--- Data extract Enclosed Below ---

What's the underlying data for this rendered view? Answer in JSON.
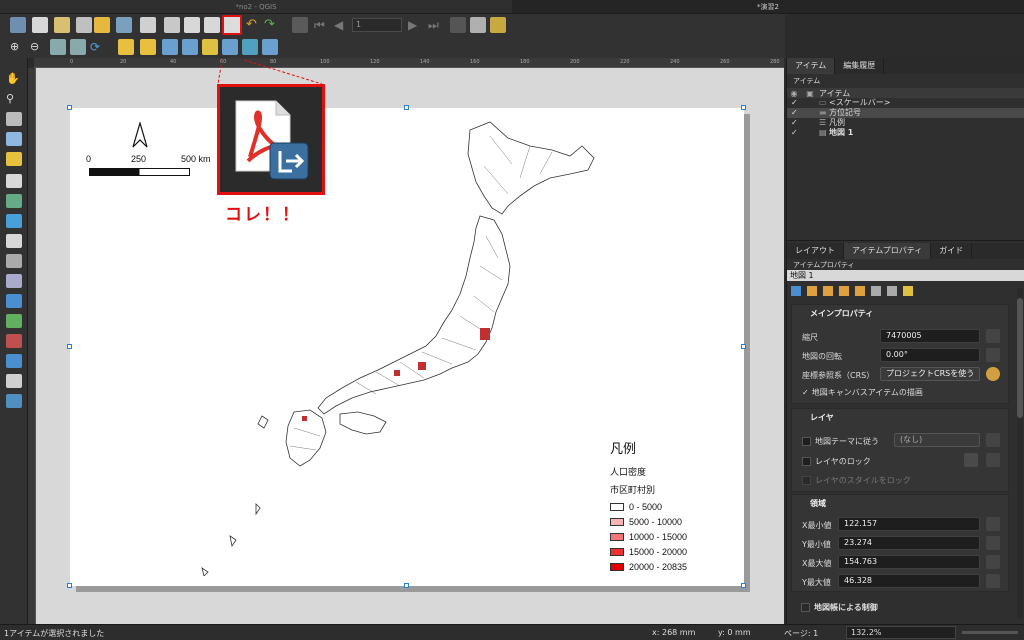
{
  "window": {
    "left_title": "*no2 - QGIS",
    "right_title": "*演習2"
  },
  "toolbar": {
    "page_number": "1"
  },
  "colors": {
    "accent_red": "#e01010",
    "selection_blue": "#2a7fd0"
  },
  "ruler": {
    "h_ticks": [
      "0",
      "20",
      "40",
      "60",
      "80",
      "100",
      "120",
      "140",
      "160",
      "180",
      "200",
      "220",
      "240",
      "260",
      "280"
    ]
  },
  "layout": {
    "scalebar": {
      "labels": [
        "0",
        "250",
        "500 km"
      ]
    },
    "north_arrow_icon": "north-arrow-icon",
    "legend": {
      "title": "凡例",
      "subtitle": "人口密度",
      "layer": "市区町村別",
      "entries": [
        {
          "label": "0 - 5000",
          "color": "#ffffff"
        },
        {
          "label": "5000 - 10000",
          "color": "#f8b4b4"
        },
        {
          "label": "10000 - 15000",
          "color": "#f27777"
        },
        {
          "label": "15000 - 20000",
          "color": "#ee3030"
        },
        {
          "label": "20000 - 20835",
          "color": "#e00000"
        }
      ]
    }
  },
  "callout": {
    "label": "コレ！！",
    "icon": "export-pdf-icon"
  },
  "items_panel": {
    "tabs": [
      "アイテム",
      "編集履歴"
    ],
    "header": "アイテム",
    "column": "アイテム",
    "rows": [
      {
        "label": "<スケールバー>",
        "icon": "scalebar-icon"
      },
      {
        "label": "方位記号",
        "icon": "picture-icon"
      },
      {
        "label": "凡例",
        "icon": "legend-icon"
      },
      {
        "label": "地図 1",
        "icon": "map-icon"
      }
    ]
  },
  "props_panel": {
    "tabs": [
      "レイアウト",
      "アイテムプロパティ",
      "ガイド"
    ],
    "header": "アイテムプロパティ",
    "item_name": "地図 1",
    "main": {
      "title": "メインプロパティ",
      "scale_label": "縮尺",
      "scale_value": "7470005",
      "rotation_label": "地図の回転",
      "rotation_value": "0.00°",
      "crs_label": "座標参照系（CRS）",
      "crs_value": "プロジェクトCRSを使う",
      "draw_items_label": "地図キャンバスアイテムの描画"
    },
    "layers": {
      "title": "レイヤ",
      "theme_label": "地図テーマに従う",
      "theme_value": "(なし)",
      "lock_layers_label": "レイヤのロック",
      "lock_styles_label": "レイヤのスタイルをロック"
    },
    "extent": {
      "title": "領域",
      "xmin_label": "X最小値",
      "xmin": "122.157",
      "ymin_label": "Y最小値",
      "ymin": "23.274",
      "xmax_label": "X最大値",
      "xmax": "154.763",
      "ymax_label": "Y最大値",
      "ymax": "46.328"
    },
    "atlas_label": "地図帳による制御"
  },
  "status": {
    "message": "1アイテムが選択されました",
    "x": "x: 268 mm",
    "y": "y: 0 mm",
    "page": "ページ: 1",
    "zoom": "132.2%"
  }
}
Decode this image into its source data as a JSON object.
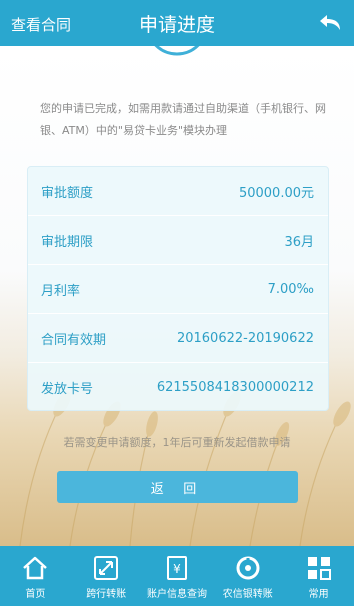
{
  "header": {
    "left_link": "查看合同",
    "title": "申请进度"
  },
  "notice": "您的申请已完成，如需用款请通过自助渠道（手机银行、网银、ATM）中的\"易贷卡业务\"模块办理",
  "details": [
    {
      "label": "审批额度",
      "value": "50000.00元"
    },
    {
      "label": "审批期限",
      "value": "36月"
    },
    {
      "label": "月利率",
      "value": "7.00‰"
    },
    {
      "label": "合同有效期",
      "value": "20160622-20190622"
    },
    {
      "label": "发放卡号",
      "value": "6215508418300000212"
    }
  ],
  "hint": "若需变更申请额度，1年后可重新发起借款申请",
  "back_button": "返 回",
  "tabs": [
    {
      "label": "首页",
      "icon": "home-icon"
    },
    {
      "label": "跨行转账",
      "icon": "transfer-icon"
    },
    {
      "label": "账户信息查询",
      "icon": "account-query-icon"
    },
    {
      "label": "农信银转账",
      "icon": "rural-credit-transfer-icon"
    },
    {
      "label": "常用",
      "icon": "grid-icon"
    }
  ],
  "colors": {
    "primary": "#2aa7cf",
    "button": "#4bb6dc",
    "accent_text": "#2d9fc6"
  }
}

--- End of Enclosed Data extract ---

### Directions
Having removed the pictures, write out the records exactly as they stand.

### Exercise answer
What's the underlying data for this rendered view? Answer in JSON.
{
  "window": {
    "left_title": "*no2 - QGIS",
    "right_title": "*演習2"
  },
  "toolbar": {
    "page_number": "1"
  },
  "colors": {
    "accent_red": "#e01010",
    "selection_blue": "#2a7fd0"
  },
  "ruler": {
    "h_ticks": [
      "0",
      "20",
      "40",
      "60",
      "80",
      "100",
      "120",
      "140",
      "160",
      "180",
      "200",
      "220",
      "240",
      "260",
      "280"
    ]
  },
  "layout": {
    "scalebar": {
      "labels": [
        "0",
        "250",
        "500 km"
      ]
    },
    "north_arrow_icon": "north-arrow-icon",
    "legend": {
      "title": "凡例",
      "subtitle": "人口密度",
      "layer": "市区町村別",
      "entries": [
        {
          "label": "0 - 5000",
          "color": "#ffffff"
        },
        {
          "label": "5000 - 10000",
          "color": "#f8b4b4"
        },
        {
          "label": "10000 - 15000",
          "color": "#f27777"
        },
        {
          "label": "15000 - 20000",
          "color": "#ee3030"
        },
        {
          "label": "20000 - 20835",
          "color": "#e00000"
        }
      ]
    }
  },
  "callout": {
    "label": "コレ！！",
    "icon": "export-pdf-icon"
  },
  "items_panel": {
    "tabs": [
      "アイテム",
      "編集履歴"
    ],
    "header": "アイテム",
    "column": "アイテム",
    "rows": [
      {
        "label": "<スケールバー>",
        "icon": "scalebar-icon"
      },
      {
        "label": "方位記号",
        "icon": "picture-icon"
      },
      {
        "label": "凡例",
        "icon": "legend-icon"
      },
      {
        "label": "地図 1",
        "icon": "map-icon"
      }
    ]
  },
  "props_panel": {
    "tabs": [
      "レイアウト",
      "アイテムプロパティ",
      "ガイド"
    ],
    "header": "アイテムプロパティ",
    "item_name": "地図 1",
    "main": {
      "title": "メインプロパティ",
      "scale_label": "縮尺",
      "scale_value": "7470005",
      "rotation_label": "地図の回転",
      "rotation_value": "0.00°",
      "crs_label": "座標参照系（CRS）",
      "crs_value": "プロジェクトCRSを使う",
      "draw_items_label": "地図キャンバスアイテムの描画"
    },
    "layers": {
      "title": "レイヤ",
      "theme_label": "地図テーマに従う",
      "theme_value": "(なし)",
      "lock_layers_label": "レイヤのロック",
      "lock_styles_label": "レイヤのスタイルをロック"
    },
    "extent": {
      "title": "領域",
      "xmin_label": "X最小値",
      "xmin": "122.157",
      "ymin_label": "Y最小値",
      "ymin": "23.274",
      "xmax_label": "X最大値",
      "xmax": "154.763",
      "ymax_label": "Y最大値",
      "ymax": "46.328"
    },
    "atlas_label": "地図帳による制御"
  },
  "status": {
    "message": "1アイテムが選択されました",
    "x": "x: 268 mm",
    "y": "y: 0 mm",
    "page": "ページ: 1",
    "zoom": "132.2%"
  }
}
Decode this image into its source data as a JSON object.
{
  "header": {
    "left_link": "查看合同",
    "title": "申请进度"
  },
  "notice": "您的申请已完成，如需用款请通过自助渠道（手机银行、网银、ATM）中的\"易贷卡业务\"模块办理",
  "details": [
    {
      "label": "审批额度",
      "value": "50000.00元"
    },
    {
      "label": "审批期限",
      "value": "36月"
    },
    {
      "label": "月利率",
      "value": "7.00‰"
    },
    {
      "label": "合同有效期",
      "value": "20160622-20190622"
    },
    {
      "label": "发放卡号",
      "value": "6215508418300000212"
    }
  ],
  "hint": "若需变更申请额度，1年后可重新发起借款申请",
  "back_button": "返 回",
  "tabs": [
    {
      "label": "首页",
      "icon": "home-icon"
    },
    {
      "label": "跨行转账",
      "icon": "transfer-icon"
    },
    {
      "label": "账户信息查询",
      "icon": "account-query-icon"
    },
    {
      "label": "农信银转账",
      "icon": "rural-credit-transfer-icon"
    },
    {
      "label": "常用",
      "icon": "grid-icon"
    }
  ],
  "colors": {
    "primary": "#2aa7cf",
    "button": "#4bb6dc",
    "accent_text": "#2d9fc6"
  }
}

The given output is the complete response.